You've got mail: The Philosophers' Mail


Socrates: Very interesting but not that many people care

 

What does tabloid news written by philosophers look like? Now we know. This is The Philosophers' Mail, the intellectual’s version of the globe-straddling, flesh-flaunting, million-clicks-a-minute daily news.

Every day, The Philosophers' Mail starts with the stories everyone is interested in - a double suicide, Miley Cyrus, a paedophile teacher, Gwyneth Paltrow's marriage, a fireball on the runway, but then applies its own very particular spin, in the direction of traditional philosophical interests: calm, complexity, dignity and wisdom.

"Our view is that there is nothing wrong with crime stories," says the famous philosopher Alain de Botton who publishes it. "In fact if you look at western literature most of it is crime – from Sophocles to Anna Karenina. There is nothing about crime that makes it a low subject but rather how it’s handled. Crime has lessons for everyone - Sophocles’ point of view was that we should look at the mother who has chopped up her children and not just gawp but wonder what the lessons are in this."

An amazing analogy, Alain brings to my attention is the story of the man who boiled his wife alive. "Our take on it would be that this is actually a nice story because it helps us to feel sane – here’s a guy who is so obviously insane. You may be feeling really bad about yourself, but at least you can read that and think: 'At least I'm not that guy'."

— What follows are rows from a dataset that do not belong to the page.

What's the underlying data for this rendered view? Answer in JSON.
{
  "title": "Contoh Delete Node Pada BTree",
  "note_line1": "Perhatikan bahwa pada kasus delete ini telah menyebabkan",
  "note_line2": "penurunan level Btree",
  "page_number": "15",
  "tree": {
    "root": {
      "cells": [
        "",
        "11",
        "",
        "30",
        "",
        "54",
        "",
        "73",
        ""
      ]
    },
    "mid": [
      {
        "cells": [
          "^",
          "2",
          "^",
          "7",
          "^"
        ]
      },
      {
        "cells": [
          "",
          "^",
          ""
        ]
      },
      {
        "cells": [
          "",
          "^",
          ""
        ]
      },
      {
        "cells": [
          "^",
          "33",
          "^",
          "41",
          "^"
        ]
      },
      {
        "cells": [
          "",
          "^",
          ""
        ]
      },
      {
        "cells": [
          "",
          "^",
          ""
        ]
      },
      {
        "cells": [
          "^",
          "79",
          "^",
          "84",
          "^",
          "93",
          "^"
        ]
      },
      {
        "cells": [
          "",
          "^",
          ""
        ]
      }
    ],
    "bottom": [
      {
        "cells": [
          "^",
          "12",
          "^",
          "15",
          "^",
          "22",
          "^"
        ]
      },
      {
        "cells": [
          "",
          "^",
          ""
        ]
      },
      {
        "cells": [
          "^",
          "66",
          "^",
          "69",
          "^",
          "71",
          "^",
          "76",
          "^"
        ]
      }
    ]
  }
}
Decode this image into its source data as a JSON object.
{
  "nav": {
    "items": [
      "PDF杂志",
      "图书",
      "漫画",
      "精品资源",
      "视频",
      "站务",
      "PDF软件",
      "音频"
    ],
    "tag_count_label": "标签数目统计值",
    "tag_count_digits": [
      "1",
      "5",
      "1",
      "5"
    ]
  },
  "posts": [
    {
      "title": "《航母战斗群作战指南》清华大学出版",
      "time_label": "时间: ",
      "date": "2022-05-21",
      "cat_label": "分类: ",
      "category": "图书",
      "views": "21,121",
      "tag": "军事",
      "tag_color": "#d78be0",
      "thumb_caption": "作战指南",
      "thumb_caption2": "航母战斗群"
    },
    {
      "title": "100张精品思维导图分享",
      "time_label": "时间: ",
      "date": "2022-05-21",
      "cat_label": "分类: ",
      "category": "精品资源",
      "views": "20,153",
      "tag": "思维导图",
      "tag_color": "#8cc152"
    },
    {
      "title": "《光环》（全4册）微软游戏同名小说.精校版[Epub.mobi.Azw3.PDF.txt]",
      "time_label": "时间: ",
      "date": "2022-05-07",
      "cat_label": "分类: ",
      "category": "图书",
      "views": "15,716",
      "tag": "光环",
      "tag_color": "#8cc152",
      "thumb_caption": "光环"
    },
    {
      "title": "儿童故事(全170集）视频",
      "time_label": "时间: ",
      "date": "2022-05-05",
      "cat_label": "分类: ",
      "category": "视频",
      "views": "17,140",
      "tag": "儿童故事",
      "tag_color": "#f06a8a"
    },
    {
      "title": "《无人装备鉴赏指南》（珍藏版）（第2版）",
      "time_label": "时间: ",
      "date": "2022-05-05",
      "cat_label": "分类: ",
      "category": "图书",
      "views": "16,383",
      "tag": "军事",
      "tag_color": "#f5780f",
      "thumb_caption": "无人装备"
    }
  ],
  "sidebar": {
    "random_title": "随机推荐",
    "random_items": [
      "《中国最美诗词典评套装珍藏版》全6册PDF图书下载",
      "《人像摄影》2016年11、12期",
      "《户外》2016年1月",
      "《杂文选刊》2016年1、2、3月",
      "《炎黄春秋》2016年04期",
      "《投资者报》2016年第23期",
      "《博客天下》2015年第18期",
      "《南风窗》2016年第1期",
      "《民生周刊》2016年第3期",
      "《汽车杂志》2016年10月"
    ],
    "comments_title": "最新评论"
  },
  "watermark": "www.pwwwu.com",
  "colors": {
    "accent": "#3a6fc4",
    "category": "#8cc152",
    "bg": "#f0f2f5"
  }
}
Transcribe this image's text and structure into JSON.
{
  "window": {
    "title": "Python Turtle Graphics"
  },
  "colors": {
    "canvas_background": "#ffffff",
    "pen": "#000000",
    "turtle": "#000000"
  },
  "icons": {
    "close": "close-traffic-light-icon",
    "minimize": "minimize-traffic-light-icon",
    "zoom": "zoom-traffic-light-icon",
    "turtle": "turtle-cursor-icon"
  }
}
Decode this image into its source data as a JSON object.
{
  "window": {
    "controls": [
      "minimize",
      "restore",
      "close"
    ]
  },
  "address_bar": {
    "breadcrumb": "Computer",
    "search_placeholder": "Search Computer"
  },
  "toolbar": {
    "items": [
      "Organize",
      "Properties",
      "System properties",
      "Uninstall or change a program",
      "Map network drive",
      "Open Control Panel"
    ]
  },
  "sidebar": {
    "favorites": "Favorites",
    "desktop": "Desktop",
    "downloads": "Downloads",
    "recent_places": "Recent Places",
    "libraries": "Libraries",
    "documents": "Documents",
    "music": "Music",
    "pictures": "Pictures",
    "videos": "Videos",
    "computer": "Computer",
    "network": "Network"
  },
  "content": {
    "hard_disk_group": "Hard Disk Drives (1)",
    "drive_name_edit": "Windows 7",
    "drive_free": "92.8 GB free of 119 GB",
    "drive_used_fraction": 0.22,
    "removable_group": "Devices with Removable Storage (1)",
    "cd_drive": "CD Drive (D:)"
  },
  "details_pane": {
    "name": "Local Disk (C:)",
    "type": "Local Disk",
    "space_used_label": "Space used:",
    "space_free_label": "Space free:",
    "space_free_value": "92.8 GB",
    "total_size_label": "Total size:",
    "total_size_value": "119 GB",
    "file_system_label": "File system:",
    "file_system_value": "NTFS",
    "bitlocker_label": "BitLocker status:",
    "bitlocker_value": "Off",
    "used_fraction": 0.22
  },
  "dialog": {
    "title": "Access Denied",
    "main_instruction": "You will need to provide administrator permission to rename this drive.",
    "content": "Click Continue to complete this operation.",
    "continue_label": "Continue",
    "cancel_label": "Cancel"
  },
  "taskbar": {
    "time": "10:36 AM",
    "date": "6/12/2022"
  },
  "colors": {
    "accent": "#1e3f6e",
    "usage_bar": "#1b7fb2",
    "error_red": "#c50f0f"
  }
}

The same goes, he says, for the car executive in Bangkok who threw himself out of a window after a 10-hour argument with his wife and killed himself. "People love the left field stuff," says Alain. "We covered that story by saying that the man was just too hopeful about relationships, that he believed in love too much. So our message was to keep your hopes in check."

Another interesting perspective is on our distinct lack of attention spans. But Alain again offers a different theory, which is that our shrinking ability to pay attention existed long before smartphones and apps.

"In previous ages, there were no novels before 1750 – before that people read poems - short stuff. Just because it’s short doesn’t mean it has to be terrible. The artistry will be around whether you can you say it in 400 words."

What do you think of The Philosophers' Mail?